> PROMPT
When the string "NinjaScript" occurs in a line of the records, show that line.

:: DATA IN THIS EXERCISE ::

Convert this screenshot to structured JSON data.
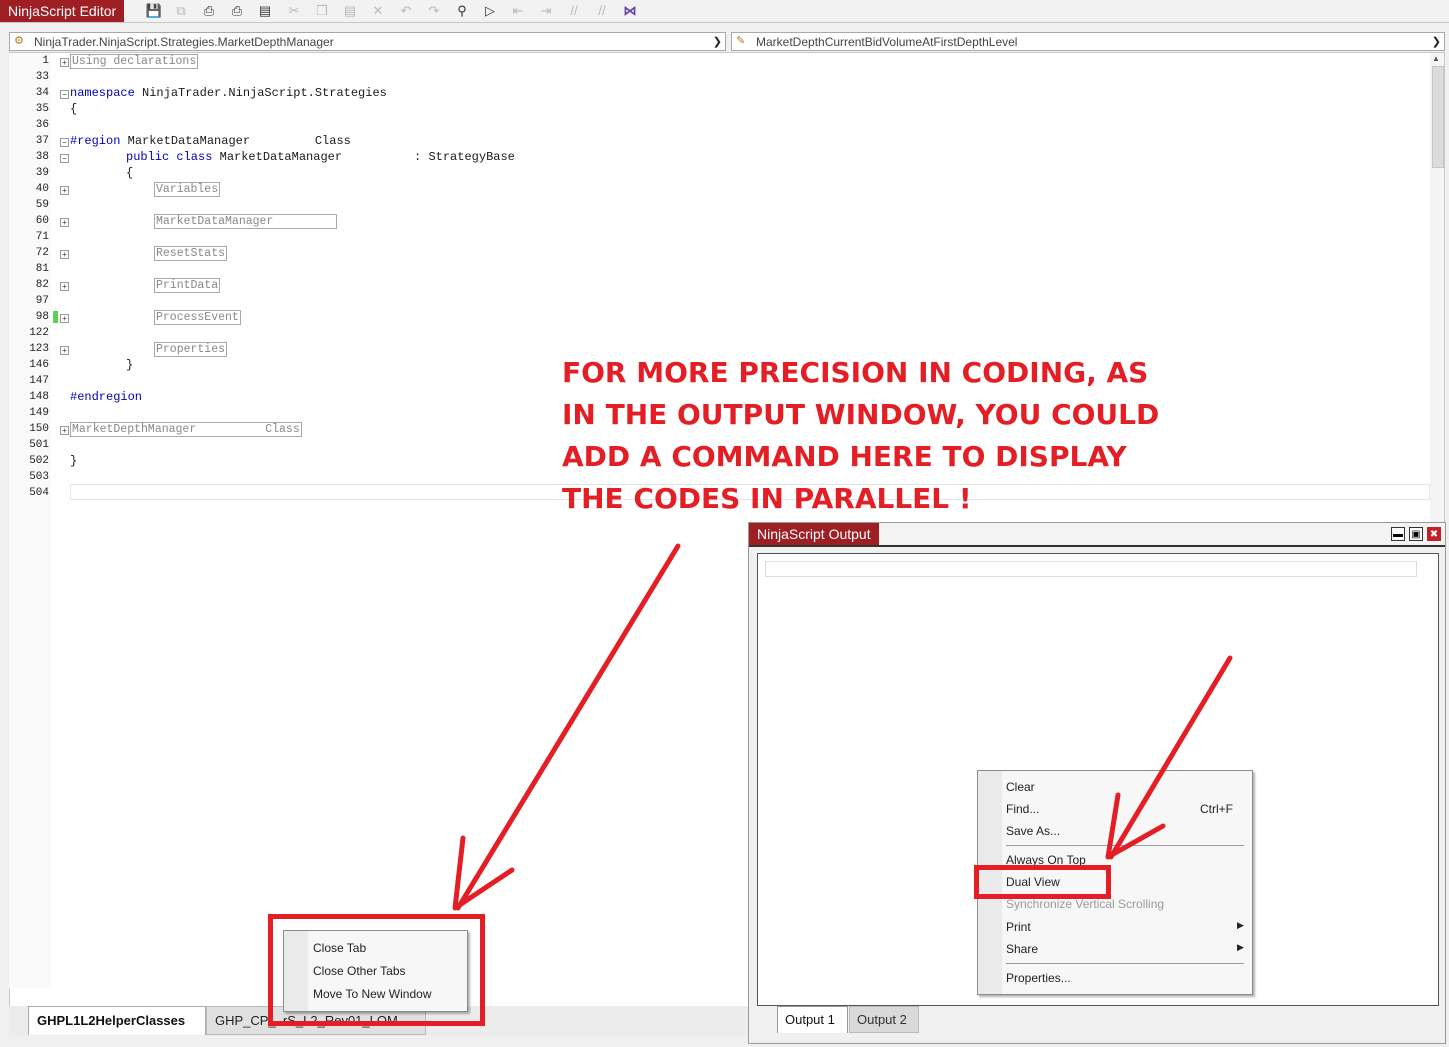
{
  "editor": {
    "title": "NinjaScript Editor",
    "class_selector": "NinjaTrader.NinjaScript.Strategies.MarketDepthManager",
    "member_selector": "MarketDepthCurrentBidVolumeAtFirstDepthLevel",
    "toolbar_icons": [
      "save-icon",
      "save-all-icon",
      "print-icon",
      "print-preview-icon",
      "properties-icon",
      "cut-icon",
      "copy-icon",
      "paste-icon",
      "delete-icon",
      "undo-icon",
      "redo-icon",
      "find-icon",
      "command-icon",
      "outdent-icon",
      "indent-icon",
      "comment-icon",
      "uncomment-icon",
      "visual-studio-icon"
    ],
    "lines": [
      {
        "n": "1",
        "fold": "+",
        "collapsed": "Using declarations"
      },
      {
        "n": "33"
      },
      {
        "n": "34",
        "fold": "-",
        "keyword": "namespace",
        "text": " NinjaTrader.NinjaScript.Strategies"
      },
      {
        "n": "35",
        "text": "{"
      },
      {
        "n": "36"
      },
      {
        "n": "37",
        "fold": "-",
        "keyword": "#region",
        "text": " MarketDataManager         Class"
      },
      {
        "n": "38",
        "fold": "-",
        "keyword": "public class",
        "text": " MarketDataManager          : StrategyBase"
      },
      {
        "n": "39",
        "text": "{"
      },
      {
        "n": "40",
        "fold": "+",
        "collapsed": "Variables"
      },
      {
        "n": "59"
      },
      {
        "n": "60",
        "fold": "+",
        "collapsed": "MarketDataManager         "
      },
      {
        "n": "71"
      },
      {
        "n": "72",
        "fold": "+",
        "collapsed": "ResetStats"
      },
      {
        "n": "81"
      },
      {
        "n": "82",
        "fold": "+",
        "collapsed": "PrintData"
      },
      {
        "n": "97"
      },
      {
        "n": "98",
        "fold": "+",
        "collapsed": "ProcessEvent"
      },
      {
        "n": "122"
      },
      {
        "n": "123",
        "fold": "+",
        "collapsed": "Properties"
      },
      {
        "n": "146",
        "text": "}"
      },
      {
        "n": "147"
      },
      {
        "n": "148",
        "keyword": "#endregion"
      },
      {
        "n": "149"
      },
      {
        "n": "150",
        "fold": "+",
        "collapsed": "MarketDepthManager          Class"
      },
      {
        "n": "501"
      },
      {
        "n": "502",
        "text": "}"
      },
      {
        "n": "503"
      },
      {
        "n": "504"
      }
    ],
    "tabs": [
      "GHPL1L2HelperClasses",
      "GHP_CP_..rS_L2_Rev01_LOM..."
    ],
    "tab_context_menu": [
      "Close Tab",
      "Close Other Tabs",
      "Move To New Window"
    ]
  },
  "annotation": {
    "lines": [
      "FOR MORE PRECISION IN CODING, AS",
      "IN THE OUTPUT WINDOW, YOU COULD",
      "ADD A COMMAND HERE TO DISPLAY",
      "THE CODES IN PARALLEL !"
    ],
    "color": "#e31e25"
  },
  "output": {
    "title": "NinjaScript Output",
    "tabs": [
      "Output 1",
      "Output 2"
    ],
    "context_menu": {
      "clear": "Clear",
      "find": "Find...",
      "find_shortcut": "Ctrl+F",
      "save_as": "Save As...",
      "always_on_top": "Always On Top",
      "dual_view": "Dual View",
      "sync_scroll": "Synchronize Vertical Scrolling",
      "print": "Print",
      "share": "Share",
      "properties": "Properties..."
    }
  },
  "colors": {
    "brand": "#9d1f24",
    "highlight": "#e31e25",
    "keyword": "#0000c0"
  }
}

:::

> WRITTEN RESPONSE
    "title": "NinjaScript Editor",
    "class_selector": "NinjaTrader.NinjaScript.Strategies.MarketDepthManager",
        "text": " NinjaTrader.NinjaScript.Strategies"
    "title": "NinjaScript Output",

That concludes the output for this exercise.